Although the news is disappointing to investors who were hoping to receive the 81.75 merger price in the very near term, these developments open the door for other investors seeking an outstanding company at a very reasonable price.
ADS provides marketing, credit and transaction services to over 600 clients. These services include the AIR MILES Reward Program (the largest coalition loyalty program in Canada) and providing retailers with private label credit card programs. More generally, ADS helps its clients find new customers and build loyalty in their existing customer base. It is primarily a relationship business, with most of ADS clients signed to contracts of three to five years in duration. ADS has two bank subsidiaries – lack of approval from bank regulators killed the merger deal, according to Blackstone.

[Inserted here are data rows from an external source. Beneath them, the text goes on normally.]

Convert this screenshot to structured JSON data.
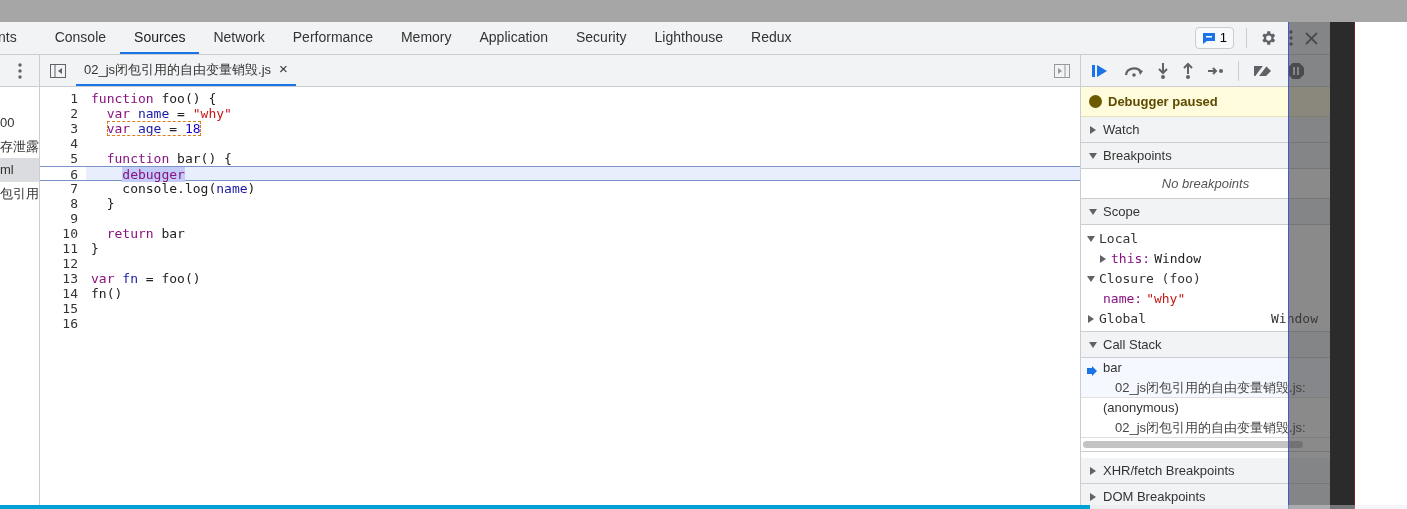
{
  "tabs": [
    {
      "label": "nts",
      "selected": false
    },
    {
      "label": "Console",
      "selected": false
    },
    {
      "label": "Sources",
      "selected": true
    },
    {
      "label": "Network",
      "selected": false
    },
    {
      "label": "Performance",
      "selected": false
    },
    {
      "label": "Memory",
      "selected": false
    },
    {
      "label": "Application",
      "selected": false
    },
    {
      "label": "Security",
      "selected": false
    },
    {
      "label": "Lighthouse",
      "selected": false
    },
    {
      "label": "Redux",
      "selected": false
    }
  ],
  "issues_badge": "1",
  "navigator": [
    {
      "label": "00",
      "selected": false
    },
    {
      "label": "存泄露",
      "selected": false
    },
    {
      "label": "ml",
      "selected": true
    },
    {
      "label": "包引用",
      "selected": false
    }
  ],
  "file_tab": {
    "name": "02_js闭包引用的自由变量销毁.js",
    "close": "×"
  },
  "code_lines": [
    {
      "number": "1",
      "current": false,
      "annotated": false,
      "tokens": [
        {
          "text": "function",
          "kind": "keyword"
        },
        {
          "text": " foo() {",
          "kind": "plain"
        }
      ]
    },
    {
      "number": "2",
      "current": false,
      "annotated": false,
      "tokens": [
        {
          "text": "  var",
          "kind": "keyword"
        },
        {
          "text": " name",
          "kind": "def"
        },
        {
          "text": " = ",
          "kind": "plain"
        },
        {
          "text": "\"why\"",
          "kind": "string"
        }
      ]
    },
    {
      "number": "3",
      "current": false,
      "annotated": true,
      "tokens": [
        {
          "text": "  var",
          "kind": "keyword"
        },
        {
          "text": " age",
          "kind": "def"
        },
        {
          "text": " = ",
          "kind": "plain"
        },
        {
          "text": "18",
          "kind": "number"
        }
      ]
    },
    {
      "number": "4",
      "current": false,
      "annotated": false
    },
    {
      "number": "5",
      "current": false,
      "annotated": false,
      "tokens": [
        {
          "text": "  function",
          "kind": "keyword"
        },
        {
          "text": " bar() {",
          "kind": "plain"
        }
      ]
    },
    {
      "number": "6",
      "current": true,
      "annotated": false,
      "tokens": [
        {
          "text": "    debugger",
          "kind": "paused"
        }
      ]
    },
    {
      "number": "7",
      "current": false,
      "annotated": false,
      "tokens": [
        {
          "text": "    console.log(",
          "kind": "plain"
        },
        {
          "text": "name",
          "kind": "def"
        },
        {
          "text": ")",
          "kind": "plain"
        }
      ]
    },
    {
      "number": "8",
      "current": false,
      "annotated": false,
      "tokens": [
        {
          "text": "  }",
          "kind": "plain"
        }
      ]
    },
    {
      "number": "9",
      "current": false,
      "annotated": false
    },
    {
      "number": "10",
      "current": false,
      "annotated": false,
      "tokens": [
        {
          "text": "  return",
          "kind": "keyword"
        },
        {
          "text": " bar",
          "kind": "plain"
        }
      ]
    },
    {
      "number": "11",
      "current": false,
      "annotated": false,
      "tokens": [
        {
          "text": "}",
          "kind": "plain"
        }
      ]
    },
    {
      "number": "12",
      "current": false,
      "annotated": false
    },
    {
      "number": "13",
      "current": false,
      "annotated": false,
      "tokens": [
        {
          "text": "var",
          "kind": "keyword"
        },
        {
          "text": " fn",
          "kind": "def"
        },
        {
          "text": " = foo()",
          "kind": "plain"
        }
      ]
    },
    {
      "number": "14",
      "current": false,
      "annotated": false,
      "tokens": [
        {
          "text": "fn()",
          "kind": "plain"
        }
      ]
    },
    {
      "number": "15",
      "current": false,
      "annotated": false
    },
    {
      "number": "16",
      "current": false,
      "annotated": false
    }
  ],
  "debugger_panel": [
    {
      "kind": "banner",
      "text": "Debugger paused"
    },
    {
      "kind": "section",
      "title": "Watch",
      "expanded": false
    },
    {
      "kind": "section",
      "title": "Breakpoints",
      "expanded": true
    },
    {
      "kind": "empty",
      "text": "No breakpoints"
    },
    {
      "kind": "section",
      "title": "Scope",
      "expanded": true
    },
    {
      "kind": "scope",
      "label": "Local",
      "expanded": true,
      "children": [
        {
          "key": "this:",
          "value": "Window",
          "kind": "object",
          "expanded": false
        }
      ]
    },
    {
      "kind": "scope",
      "label": "Closure (foo)",
      "expanded": true,
      "children": [
        {
          "key": "name:",
          "value": "\"why\"",
          "kind": "string"
        }
      ]
    },
    {
      "kind": "scope",
      "label": "Global",
      "value": "Window",
      "expanded": false
    },
    {
      "kind": "section",
      "title": "Call Stack",
      "expanded": true
    },
    {
      "kind": "frame",
      "name": "bar",
      "location": "02_js闭包引用的自由变量销毁.js:",
      "selected": true
    },
    {
      "kind": "frame",
      "name": "(anonymous)",
      "location": "02_js闭包引用的自由变量销毁.js:",
      "selected": false
    },
    {
      "kind": "scrollbar"
    },
    {
      "kind": "section",
      "title": "XHR/fetch Breakpoints",
      "expanded": false
    },
    {
      "kind": "section",
      "title": "DOM Breakpoints",
      "expanded": false
    }
  ],
  "video_progress": {
    "level": 0.775
  }
}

With yesterday’s announcement and the 35% drop in price, ADS now trades at just 9.9 times consensus 2008 EPS. It seems to be incredibly cheap for a company with historical five-year growth rates of 21% for revenue and 40% for EPS. Looking forward, the consensus estimated EPS five-year growth rate is 18%. So far, ADS has not reported any problems related to credit quality issues.
On May 16, 2007, the day prior to the merger announcement, ADS closed at 62.96. While the S&P 500 has declined 10.6% from that date, ADS has sunk 32.5%. And though the outlook for many companies, especially those tied to retail and finance, has weakened considerably since that time, ADS has reported two strong quarters and has preannounced results for the December quarter, which are right in line with expectations.
No doubt yesterday’s stock price movement reflected the exit of short-term players, including hedge funds and arbitrageurs. Over the course of the next several months, these traders should be replaced by both long-term value and growth investors. In addition, it would not be surprising to see ADS aggressively purchase its own shares at these levels.
Indeed, while it seems clear that Blackstone was no longer interested in buying ADS at 81.75 per share, one would have to believe that they would find a way to close the deal if they could do it at 43 – that would be a steal. Luckily, it’s a price that is available to everyone else today.
Disclosure: Author owns a position in ADS and manages accounts which hold ADS.